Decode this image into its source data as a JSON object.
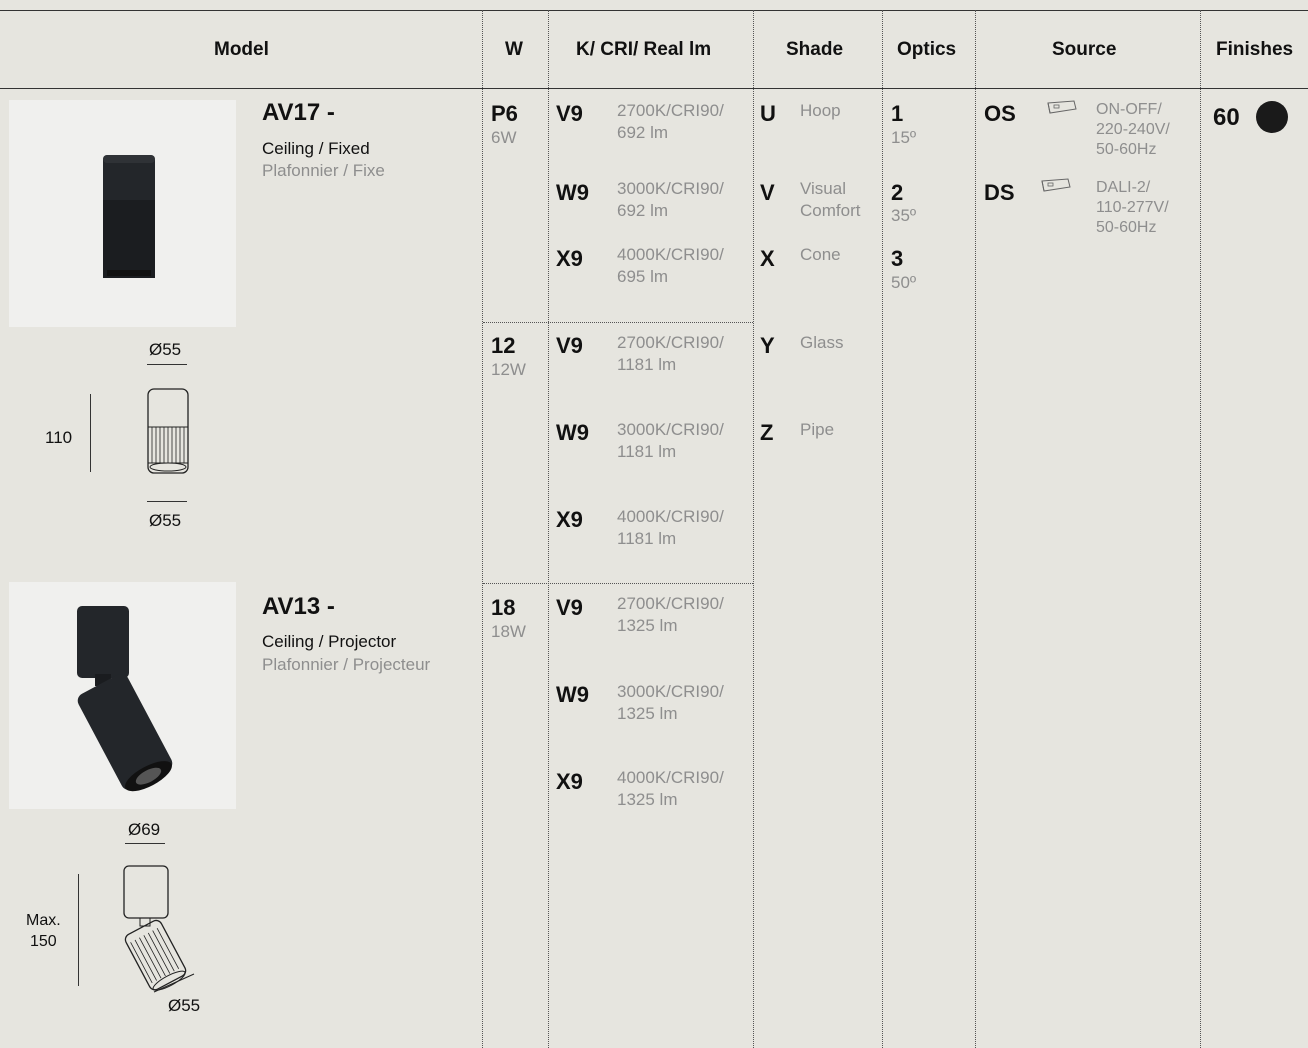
{
  "header": {
    "model": "Model",
    "w": "W",
    "kcri": "K/ CRI/ Real lm",
    "shade": "Shade",
    "optics": "Optics",
    "source": "Source",
    "finishes": "Finishes"
  },
  "models": [
    {
      "code": "AV17 -",
      "name": "Ceiling / Fixed",
      "name_fr": "Plafonnier / Fixe",
      "dim_top": "Ø55",
      "dim_height": "110",
      "dim_bottom": "Ø55"
    },
    {
      "code": "AV13 -",
      "name": "Ceiling / Projector",
      "name_fr": "Plafonnier / Projecteur",
      "dim_top": "Ø69",
      "dim_height": "Max.\n150",
      "dim_bottom": "Ø55"
    }
  ],
  "watts": [
    {
      "code": "P6",
      "sub": "6W"
    },
    {
      "code": "12",
      "sub": "12W"
    },
    {
      "code": "18",
      "sub": "18W"
    }
  ],
  "kcri": [
    {
      "code": "V9",
      "desc": "2700K/CRI90/\n692 lm"
    },
    {
      "code": "W9",
      "desc": "3000K/CRI90/\n692 lm"
    },
    {
      "code": "X9",
      "desc": "4000K/CRI90/\n695 lm"
    },
    {
      "code": "V9",
      "desc": "2700K/CRI90/\n1181 lm"
    },
    {
      "code": "W9",
      "desc": "3000K/CRI90/\n1181 lm"
    },
    {
      "code": "X9",
      "desc": "4000K/CRI90/\n1181 lm"
    },
    {
      "code": "V9",
      "desc": "2700K/CRI90/\n1325 lm"
    },
    {
      "code": "W9",
      "desc": "3000K/CRI90/\n1325 lm"
    },
    {
      "code": "X9",
      "desc": "4000K/CRI90/\n1325 lm"
    }
  ],
  "shades": [
    {
      "code": "U",
      "desc": "Hoop"
    },
    {
      "code": "V",
      "desc": "Visual\nComfort"
    },
    {
      "code": "X",
      "desc": "Cone"
    },
    {
      "code": "Y",
      "desc": "Glass"
    },
    {
      "code": "Z",
      "desc": "Pipe"
    }
  ],
  "optics": [
    {
      "code": "1",
      "sub": "15º"
    },
    {
      "code": "2",
      "sub": "35º"
    },
    {
      "code": "3",
      "sub": "50º"
    }
  ],
  "sources": [
    {
      "code": "OS",
      "desc": "ON-OFF/\n220-240V/\n50-60Hz",
      "icon": "driver-icon"
    },
    {
      "code": "DS",
      "desc": "DALI-2/\n110-277V/\n50-60Hz",
      "icon": "driver-icon"
    }
  ],
  "finishes": [
    {
      "code": "60",
      "color": "#1a1a1a"
    }
  ],
  "colors": {
    "background": "#e6e5df",
    "text": "#111111",
    "muted": "#8e8e8e",
    "product": "#23262a"
  }
}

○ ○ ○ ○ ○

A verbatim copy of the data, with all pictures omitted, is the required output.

Decode this image into its source data as a JSON object.
{
  "header": {
    "model": "Model",
    "w": "W",
    "kcri": "K/ CRI/ Real lm",
    "shade": "Shade",
    "optics": "Optics",
    "source": "Source",
    "finishes": "Finishes"
  },
  "models": [
    {
      "code": "AV17 -",
      "name": "Ceiling / Fixed",
      "name_fr": "Plafonnier / Fixe",
      "dim_top": "Ø55",
      "dim_height": "110",
      "dim_bottom": "Ø55"
    },
    {
      "code": "AV13 -",
      "name": "Ceiling / Projector",
      "name_fr": "Plafonnier / Projecteur",
      "dim_top": "Ø69",
      "dim_height": "Max.\n150",
      "dim_bottom": "Ø55"
    }
  ],
  "watts": [
    {
      "code": "P6",
      "sub": "6W"
    },
    {
      "code": "12",
      "sub": "12W"
    },
    {
      "code": "18",
      "sub": "18W"
    }
  ],
  "kcri": [
    {
      "code": "V9",
      "desc": "2700K/CRI90/\n692 lm"
    },
    {
      "code": "W9",
      "desc": "3000K/CRI90/\n692 lm"
    },
    {
      "code": "X9",
      "desc": "4000K/CRI90/\n695 lm"
    },
    {
      "code": "V9",
      "desc": "2700K/CRI90/\n1181 lm"
    },
    {
      "code": "W9",
      "desc": "3000K/CRI90/\n1181 lm"
    },
    {
      "code": "X9",
      "desc": "4000K/CRI90/\n1181 lm"
    },
    {
      "code": "V9",
      "desc": "2700K/CRI90/\n1325 lm"
    },
    {
      "code": "W9",
      "desc": "3000K/CRI90/\n1325 lm"
    },
    {
      "code": "X9",
      "desc": "4000K/CRI90/\n1325 lm"
    }
  ],
  "shades": [
    {
      "code": "U",
      "desc": "Hoop"
    },
    {
      "code": "V",
      "desc": "Visual\nComfort"
    },
    {
      "code": "X",
      "desc": "Cone"
    },
    {
      "code": "Y",
      "desc": "Glass"
    },
    {
      "code": "Z",
      "desc": "Pipe"
    }
  ],
  "optics": [
    {
      "code": "1",
      "sub": "15º"
    },
    {
      "code": "2",
      "sub": "35º"
    },
    {
      "code": "3",
      "sub": "50º"
    }
  ],
  "sources": [
    {
      "code": "OS",
      "desc": "ON-OFF/\n220-240V/\n50-60Hz",
      "icon": "driver-icon"
    },
    {
      "code": "DS",
      "desc": "DALI-2/\n110-277V/\n50-60Hz",
      "icon": "driver-icon"
    }
  ],
  "finishes": [
    {
      "code": "60",
      "color": "#1a1a1a"
    }
  ],
  "colors": {
    "background": "#e6e5df",
    "text": "#111111",
    "muted": "#8e8e8e",
    "product": "#23262a"
  }
}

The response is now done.